I found this the other day, and I thought it was pretty damned impressive.
Kroah has taken the time to reverse how the fractals worked in Captain Blood. From bringerp.free.fr:
The procedural terrain generator uses 1D fractional brownian motion (fBm) with random mid-point displacement. Up to 10 curves are displayed on screen.
When a new curve appears at the horizon, 7 vertices are computed. Then mid-point displacement with fBm are applied to thes 7 initial points. This results in a discrete curve of 512 samples.
The random number generator and the fBm Hurst parameter H are adapted according to the current terrain type (flat, canyon…). This gives very different visual landscapes (plains, moutains, desert…).
No more fractal computation is done on the discrete curve. When a curve is drawn, only 256 of the 512 samples are used (according to the position of the Oorxx).
The view is 256 pixels wide, so if the visible part of the curve is larger than the 256 samples, the curve will be drawn zoomed with pixels linearly interpolated between the samples. Otherwise the curve will be drawn shrinked without any interpolation and using only some of the 256 samples.
The raytraced fractal landscape is computed from these 10 curves.
It’s pretty amazing to think that there was that much behind the game.

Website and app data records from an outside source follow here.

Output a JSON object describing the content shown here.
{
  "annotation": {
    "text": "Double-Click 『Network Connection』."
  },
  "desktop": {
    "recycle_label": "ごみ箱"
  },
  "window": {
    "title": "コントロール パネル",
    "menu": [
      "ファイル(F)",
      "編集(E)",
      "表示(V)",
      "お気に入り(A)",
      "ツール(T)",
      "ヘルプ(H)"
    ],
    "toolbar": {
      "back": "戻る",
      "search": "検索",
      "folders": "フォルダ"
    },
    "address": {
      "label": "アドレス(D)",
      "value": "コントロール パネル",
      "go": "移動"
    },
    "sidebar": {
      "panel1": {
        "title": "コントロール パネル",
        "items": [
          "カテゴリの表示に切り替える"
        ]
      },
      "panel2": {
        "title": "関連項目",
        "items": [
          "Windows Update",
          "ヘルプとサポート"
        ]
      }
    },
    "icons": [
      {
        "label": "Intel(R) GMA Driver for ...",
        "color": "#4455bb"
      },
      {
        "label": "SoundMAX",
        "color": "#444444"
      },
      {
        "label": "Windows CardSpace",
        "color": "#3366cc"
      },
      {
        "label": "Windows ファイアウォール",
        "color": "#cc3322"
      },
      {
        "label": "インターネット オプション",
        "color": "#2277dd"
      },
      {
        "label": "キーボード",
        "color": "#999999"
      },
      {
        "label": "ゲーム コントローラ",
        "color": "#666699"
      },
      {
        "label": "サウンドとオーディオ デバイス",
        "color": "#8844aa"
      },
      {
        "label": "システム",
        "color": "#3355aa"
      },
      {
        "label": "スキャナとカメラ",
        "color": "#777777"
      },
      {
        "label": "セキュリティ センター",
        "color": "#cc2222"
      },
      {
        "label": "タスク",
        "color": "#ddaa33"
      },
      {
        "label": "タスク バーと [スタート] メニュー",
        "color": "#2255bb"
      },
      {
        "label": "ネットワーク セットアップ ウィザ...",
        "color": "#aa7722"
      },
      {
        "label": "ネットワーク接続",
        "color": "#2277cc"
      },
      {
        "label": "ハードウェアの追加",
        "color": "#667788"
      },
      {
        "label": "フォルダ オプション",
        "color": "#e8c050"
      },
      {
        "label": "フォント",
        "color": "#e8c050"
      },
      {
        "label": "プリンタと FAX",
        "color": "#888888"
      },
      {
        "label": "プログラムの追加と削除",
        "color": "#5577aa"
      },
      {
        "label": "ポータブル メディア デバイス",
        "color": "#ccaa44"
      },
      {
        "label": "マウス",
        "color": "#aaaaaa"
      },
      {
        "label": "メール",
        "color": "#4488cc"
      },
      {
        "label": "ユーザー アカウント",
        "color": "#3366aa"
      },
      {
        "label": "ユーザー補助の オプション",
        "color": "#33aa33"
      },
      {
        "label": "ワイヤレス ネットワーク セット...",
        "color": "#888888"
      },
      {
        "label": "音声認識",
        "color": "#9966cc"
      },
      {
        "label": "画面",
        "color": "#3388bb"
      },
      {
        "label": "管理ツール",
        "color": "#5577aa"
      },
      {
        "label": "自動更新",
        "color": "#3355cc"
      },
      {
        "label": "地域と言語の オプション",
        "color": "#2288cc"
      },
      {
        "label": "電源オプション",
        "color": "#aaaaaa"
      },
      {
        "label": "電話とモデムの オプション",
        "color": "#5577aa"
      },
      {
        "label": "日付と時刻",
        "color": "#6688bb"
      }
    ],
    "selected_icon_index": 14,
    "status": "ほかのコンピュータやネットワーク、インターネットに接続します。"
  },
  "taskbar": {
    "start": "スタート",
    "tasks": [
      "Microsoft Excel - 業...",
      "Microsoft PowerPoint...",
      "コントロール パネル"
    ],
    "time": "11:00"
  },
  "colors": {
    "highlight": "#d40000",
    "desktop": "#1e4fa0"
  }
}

I played this back in 1988 on the lowly Commodore 64, but the Amiga version was simply amazing. Such was technology back then.